This post is different from normal Hackaday fare. I don’t want to presume anything about you, but I’m pretty sure the story I’m about to share resonates with at least some of you.
I’ve been having a tough time, exacerbated by this age of social distancing. This all crept up on me at first, but as I began to look back on my behavior and moods, I began noticing patterns that I hadn’t noticed before. This is certainly a relevant issue in this community, so let’s talk about mental health, beginning with my own journey.
As we’ve looked at the subject of face masks in the first two parts of this series, our emphasis has been on a physical step to aid your chances of making it through the COVID-19 pandemic in one piece. But given that the upheaval caused by all the social changes enacted to protect the population are likely to leave an indelible mark on those who live through them, there are significant aspects of surviving all this that go beyond the physical.
This will be a once-in-a-lifetime event for many people, a significant number will find it traumatic in some way, and for many of those people there will be an immediate and then ongoing effect on mental health. If anyone is in doubt as to from what position this is coming, I count myself among that number.
The Pressure Of A Once In A Lifetime Event
Different countries have placed their own public health restrictions on their populations, but it’s likely that many of you are in some form of lockdown situation, with social or communal activities and locations closed or curtailed, going out restricted, and with all around you in the same situation. A perfect storm of having social outlets removed while simultaneously being stuck at home perhaps with family or housemates you’d prefer not to spend too much time with is not ideal. Add to that the multiple stresses from the pandemic itself as well as other news stories from our turbulent world, and it’s hardly a surprising that it’s taking a toll. Continue reading “Surviving The Pandemic As A Hacker: Take Care Of Your Mental Health”→
Our guest for this week’s Hack Chat is Curt White. He’s been building medical devices for years, and when he’s not doing that he’s creating interactive installation art and costumes. At work he’s a device and sensor developer at the Child mind Institute MATTER Lab where he designs and researches wearable medical devices for children with mental health issues. He’s currently working on gesture detection using wearables, machine learning optimized for microcontrollers, and building and fixing prototypes.
For this hack chat, we’ll talk about how mental health can be addressed by building things with a focus on wearable devices and sensor data. How are wearables challenging the outdated and arbitrary classification of psychiatric disorders, and what is the potential for audio, EEG, and fMRI to help us progress beyond checklist diagnosis? We’ll also talk about:

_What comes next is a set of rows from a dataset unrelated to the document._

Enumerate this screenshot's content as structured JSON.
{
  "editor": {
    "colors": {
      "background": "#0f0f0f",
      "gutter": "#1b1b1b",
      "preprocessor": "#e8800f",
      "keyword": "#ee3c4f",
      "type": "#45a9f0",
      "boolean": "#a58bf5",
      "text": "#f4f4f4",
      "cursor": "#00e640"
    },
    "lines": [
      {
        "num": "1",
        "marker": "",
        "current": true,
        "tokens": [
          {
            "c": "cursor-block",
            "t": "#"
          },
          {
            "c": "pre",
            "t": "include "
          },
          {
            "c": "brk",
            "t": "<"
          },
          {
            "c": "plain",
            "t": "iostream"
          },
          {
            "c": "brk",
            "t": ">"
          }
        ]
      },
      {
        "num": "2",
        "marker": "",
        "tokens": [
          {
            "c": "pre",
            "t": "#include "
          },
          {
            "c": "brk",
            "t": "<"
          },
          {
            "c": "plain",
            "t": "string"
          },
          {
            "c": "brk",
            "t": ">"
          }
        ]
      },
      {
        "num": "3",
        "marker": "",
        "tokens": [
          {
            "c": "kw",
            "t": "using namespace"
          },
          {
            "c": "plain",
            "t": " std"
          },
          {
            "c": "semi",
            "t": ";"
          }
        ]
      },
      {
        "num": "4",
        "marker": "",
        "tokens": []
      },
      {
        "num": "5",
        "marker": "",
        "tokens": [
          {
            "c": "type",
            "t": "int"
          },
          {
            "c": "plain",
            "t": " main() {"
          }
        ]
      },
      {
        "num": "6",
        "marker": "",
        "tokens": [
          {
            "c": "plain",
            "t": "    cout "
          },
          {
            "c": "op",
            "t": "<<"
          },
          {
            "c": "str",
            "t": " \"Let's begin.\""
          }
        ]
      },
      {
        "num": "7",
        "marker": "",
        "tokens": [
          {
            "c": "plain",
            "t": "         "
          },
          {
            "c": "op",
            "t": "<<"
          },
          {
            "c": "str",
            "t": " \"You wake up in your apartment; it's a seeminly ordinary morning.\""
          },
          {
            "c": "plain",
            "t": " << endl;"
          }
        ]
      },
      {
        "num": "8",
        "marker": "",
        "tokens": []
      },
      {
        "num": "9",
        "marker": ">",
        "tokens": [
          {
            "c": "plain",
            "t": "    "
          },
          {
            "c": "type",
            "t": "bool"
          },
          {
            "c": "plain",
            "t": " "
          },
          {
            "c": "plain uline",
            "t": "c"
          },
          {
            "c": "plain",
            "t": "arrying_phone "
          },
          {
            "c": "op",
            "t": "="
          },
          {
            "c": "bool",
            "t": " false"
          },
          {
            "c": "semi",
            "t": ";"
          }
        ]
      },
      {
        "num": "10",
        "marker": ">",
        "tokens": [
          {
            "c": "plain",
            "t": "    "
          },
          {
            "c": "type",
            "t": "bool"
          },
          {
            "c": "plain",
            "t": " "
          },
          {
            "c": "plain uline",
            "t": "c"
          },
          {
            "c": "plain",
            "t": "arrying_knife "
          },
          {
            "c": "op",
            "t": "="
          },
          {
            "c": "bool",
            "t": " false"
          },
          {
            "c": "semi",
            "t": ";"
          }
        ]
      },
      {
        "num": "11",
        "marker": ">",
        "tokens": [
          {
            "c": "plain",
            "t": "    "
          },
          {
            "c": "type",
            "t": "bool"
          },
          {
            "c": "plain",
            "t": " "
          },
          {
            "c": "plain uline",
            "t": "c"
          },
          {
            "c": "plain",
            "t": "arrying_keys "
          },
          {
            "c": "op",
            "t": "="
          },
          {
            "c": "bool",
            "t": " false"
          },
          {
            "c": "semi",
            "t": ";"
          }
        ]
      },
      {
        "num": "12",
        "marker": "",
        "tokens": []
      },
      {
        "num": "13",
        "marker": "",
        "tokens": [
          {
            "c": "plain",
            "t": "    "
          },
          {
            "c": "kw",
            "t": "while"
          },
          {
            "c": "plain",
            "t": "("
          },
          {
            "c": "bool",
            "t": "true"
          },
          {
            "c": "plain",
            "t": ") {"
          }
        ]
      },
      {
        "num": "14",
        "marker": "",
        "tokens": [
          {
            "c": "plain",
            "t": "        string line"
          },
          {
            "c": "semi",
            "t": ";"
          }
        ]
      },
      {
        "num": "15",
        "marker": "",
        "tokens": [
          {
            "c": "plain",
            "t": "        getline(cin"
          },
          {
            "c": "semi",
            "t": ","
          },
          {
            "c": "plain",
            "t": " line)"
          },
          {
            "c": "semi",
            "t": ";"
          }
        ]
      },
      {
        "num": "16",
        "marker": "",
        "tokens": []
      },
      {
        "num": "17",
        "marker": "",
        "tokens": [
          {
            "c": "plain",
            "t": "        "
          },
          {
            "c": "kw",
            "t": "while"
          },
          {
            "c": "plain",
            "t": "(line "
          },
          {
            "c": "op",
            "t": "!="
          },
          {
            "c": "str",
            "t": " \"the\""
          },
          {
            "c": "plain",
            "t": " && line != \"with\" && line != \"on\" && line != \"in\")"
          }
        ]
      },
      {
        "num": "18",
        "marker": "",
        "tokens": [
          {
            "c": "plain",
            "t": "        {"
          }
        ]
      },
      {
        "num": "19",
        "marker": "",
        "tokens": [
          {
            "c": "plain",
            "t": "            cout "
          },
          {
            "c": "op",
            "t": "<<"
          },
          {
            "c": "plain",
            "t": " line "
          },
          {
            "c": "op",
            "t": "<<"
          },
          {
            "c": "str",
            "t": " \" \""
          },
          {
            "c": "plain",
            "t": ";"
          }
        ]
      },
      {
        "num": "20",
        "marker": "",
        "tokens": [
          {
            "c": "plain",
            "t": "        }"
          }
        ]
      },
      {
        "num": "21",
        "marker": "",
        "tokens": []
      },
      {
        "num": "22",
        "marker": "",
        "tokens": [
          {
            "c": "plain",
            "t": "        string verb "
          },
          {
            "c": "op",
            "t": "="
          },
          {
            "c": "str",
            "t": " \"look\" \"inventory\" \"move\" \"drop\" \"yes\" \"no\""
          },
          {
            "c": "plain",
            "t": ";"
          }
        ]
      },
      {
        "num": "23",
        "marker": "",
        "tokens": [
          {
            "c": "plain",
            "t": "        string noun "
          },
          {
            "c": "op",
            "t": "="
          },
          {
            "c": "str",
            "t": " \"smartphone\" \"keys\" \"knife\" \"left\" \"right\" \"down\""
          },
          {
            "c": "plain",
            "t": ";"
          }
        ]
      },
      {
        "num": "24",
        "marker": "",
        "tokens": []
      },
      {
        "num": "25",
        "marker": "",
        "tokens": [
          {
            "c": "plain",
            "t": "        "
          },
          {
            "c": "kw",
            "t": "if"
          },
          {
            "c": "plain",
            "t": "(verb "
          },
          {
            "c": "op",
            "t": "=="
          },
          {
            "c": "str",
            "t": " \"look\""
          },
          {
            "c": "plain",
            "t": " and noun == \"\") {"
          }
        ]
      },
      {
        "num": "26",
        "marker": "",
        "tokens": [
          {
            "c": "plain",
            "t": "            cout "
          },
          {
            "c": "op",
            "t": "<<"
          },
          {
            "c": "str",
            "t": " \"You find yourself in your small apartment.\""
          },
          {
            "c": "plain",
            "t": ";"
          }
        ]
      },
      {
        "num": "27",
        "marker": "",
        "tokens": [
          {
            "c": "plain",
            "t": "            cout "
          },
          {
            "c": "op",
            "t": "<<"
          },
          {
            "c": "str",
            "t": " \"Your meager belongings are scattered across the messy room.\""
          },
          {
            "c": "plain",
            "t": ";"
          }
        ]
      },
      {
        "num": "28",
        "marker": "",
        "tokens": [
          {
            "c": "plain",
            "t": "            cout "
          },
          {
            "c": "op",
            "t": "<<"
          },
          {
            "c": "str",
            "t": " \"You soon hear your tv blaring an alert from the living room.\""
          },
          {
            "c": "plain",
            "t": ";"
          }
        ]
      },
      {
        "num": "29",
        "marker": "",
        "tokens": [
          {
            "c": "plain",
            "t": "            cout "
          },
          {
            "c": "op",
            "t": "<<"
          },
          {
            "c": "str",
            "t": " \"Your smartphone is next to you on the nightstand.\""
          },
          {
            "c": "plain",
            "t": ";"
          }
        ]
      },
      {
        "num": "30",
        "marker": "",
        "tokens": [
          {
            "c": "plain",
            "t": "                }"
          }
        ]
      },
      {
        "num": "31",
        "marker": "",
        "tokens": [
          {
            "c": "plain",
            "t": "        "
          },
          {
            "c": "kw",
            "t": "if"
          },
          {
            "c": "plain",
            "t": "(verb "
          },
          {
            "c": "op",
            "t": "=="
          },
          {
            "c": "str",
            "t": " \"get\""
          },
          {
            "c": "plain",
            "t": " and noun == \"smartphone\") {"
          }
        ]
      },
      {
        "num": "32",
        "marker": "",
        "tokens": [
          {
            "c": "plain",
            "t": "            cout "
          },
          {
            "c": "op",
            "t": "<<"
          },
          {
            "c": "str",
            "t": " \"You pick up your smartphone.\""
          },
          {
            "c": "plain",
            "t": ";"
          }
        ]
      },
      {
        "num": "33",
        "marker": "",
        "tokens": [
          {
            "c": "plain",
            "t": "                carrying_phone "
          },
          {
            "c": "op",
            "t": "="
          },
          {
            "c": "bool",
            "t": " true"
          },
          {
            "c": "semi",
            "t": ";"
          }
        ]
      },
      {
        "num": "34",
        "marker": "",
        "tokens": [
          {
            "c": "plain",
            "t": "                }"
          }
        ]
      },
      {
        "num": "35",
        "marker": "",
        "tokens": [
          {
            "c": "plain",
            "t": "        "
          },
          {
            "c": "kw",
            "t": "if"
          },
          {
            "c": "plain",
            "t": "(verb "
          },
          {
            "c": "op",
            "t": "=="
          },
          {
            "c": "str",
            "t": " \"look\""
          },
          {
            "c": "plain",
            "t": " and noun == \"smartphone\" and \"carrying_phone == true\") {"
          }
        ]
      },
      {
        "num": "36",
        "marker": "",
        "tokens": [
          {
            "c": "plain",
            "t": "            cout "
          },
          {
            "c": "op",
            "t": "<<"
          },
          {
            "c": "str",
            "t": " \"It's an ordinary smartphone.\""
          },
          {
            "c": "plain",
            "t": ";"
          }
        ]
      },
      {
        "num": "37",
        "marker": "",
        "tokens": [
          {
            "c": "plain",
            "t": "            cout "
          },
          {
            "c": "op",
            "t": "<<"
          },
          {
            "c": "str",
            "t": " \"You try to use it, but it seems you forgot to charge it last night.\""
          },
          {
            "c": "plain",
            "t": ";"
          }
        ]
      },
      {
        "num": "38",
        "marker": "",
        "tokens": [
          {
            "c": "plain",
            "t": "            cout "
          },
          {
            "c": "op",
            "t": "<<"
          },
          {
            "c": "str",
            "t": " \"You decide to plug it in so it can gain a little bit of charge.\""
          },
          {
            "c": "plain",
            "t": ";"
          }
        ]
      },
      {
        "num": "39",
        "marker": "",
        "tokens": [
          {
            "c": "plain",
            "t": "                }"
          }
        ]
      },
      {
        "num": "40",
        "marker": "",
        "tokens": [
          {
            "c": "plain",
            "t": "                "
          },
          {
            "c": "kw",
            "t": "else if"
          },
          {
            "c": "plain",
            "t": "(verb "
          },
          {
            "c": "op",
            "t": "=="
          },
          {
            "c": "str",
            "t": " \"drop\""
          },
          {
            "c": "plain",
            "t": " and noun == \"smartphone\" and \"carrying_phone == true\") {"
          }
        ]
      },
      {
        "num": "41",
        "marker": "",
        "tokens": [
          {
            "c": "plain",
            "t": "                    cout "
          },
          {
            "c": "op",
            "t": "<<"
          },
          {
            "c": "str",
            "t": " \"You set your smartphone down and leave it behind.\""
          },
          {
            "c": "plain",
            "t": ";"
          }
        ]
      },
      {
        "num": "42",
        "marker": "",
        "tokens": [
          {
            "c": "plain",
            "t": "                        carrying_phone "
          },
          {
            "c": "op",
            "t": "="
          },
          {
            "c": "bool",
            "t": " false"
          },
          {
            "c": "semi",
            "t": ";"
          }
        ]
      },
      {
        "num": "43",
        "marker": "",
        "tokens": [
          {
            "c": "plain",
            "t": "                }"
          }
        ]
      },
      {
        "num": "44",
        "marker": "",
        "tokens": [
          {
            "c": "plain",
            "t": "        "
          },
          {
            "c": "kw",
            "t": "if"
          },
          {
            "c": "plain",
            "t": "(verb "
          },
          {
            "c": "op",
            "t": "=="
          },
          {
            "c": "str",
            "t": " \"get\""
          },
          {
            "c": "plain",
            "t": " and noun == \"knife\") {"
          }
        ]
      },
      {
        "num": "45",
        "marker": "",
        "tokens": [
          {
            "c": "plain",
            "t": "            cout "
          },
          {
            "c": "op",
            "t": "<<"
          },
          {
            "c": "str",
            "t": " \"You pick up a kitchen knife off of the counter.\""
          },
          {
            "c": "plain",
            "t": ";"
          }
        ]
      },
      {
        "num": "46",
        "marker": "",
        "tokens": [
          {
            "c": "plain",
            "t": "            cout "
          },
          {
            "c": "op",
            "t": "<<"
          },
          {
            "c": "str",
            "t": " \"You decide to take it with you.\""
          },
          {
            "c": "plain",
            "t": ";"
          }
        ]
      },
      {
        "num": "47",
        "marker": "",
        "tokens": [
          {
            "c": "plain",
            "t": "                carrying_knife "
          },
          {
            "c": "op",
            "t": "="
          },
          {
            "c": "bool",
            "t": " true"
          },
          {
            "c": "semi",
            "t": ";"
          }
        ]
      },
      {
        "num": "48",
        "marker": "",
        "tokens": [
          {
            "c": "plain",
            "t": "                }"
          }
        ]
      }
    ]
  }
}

Hacking for mental health
Addressing the intangible with the tangible
Working with medical researchers
The fact that you don’t need an IRB if you don’t accept federal funding, or are working in Belize.
You are, of course, encouraged to add your own questions to the discussion. You can do that by leaving a comment on the Hacking For Mental Health Event Page and we’ll put that in the queue for the Hack Chat discussion.
Our Hack Chats are live community events on the Hackaday.io Hack Chat group messaging. This week is just like any other, and we’ll be gathering ’round our video terminals at noon, Pacific, on Friday, August 24th. Need a countdown timer? Go go go
Click that speech bubble to the right, and you’ll be taken directly to the Hack Chat group on Hackaday.io.
You don’t have to wait until Friday; join whenever you want and you can see what the community is talking about.
We all know that the mind can affect the body in dramatic ways, but we tend to associate this with things like the placebo effect or psychosomatic illnesses. But subtle clues to the mind-body relationship can be gleaned from the way the body moves, and these hacked fitness monitors can be used to tease data from the background noise of everyday movements to help treat mental health issues.
Over the last few years, [Curt White] of the Child Mind Institute has been able to leverage an incredibly cheap but feature-packed platform, the X9 Pro Sports Bracelet, a fitness band that looks more or less like a watch. Stuffed with an ARM Cortex processor, OLED screen, accelerometer, pulse sensor, and a ton of other stuff, the $35 wearable is a hacker’s dream. And hack it he did. One version of the bracelet is called Tingle, which is used to detect and avert body-focused repetitive behaviors (BFRBs), compulsive disorders that can result in self-harm through pulling at hair or pinching. The Tingle is trained to recognize the motions associated with these behaviors and respond with haptic feedback through the vibration motor. Another hacked X9 was attached to a dental retainer and equipped with sensors to monitor respirations intraorally, in an attempt to detect overdoses. It’s fascinating stuff, and the things [Curt] has done with these cheap fitness bands is mighty impressive.
This project is yet another entry in the 2018 Hackaday Prize, which is currently in the Robot Modules phase. Got an idea for something to make robots easier to build? Start a project page on Hackaday.io and get entered. Maybe your module will even feature a hacked fitness tracker.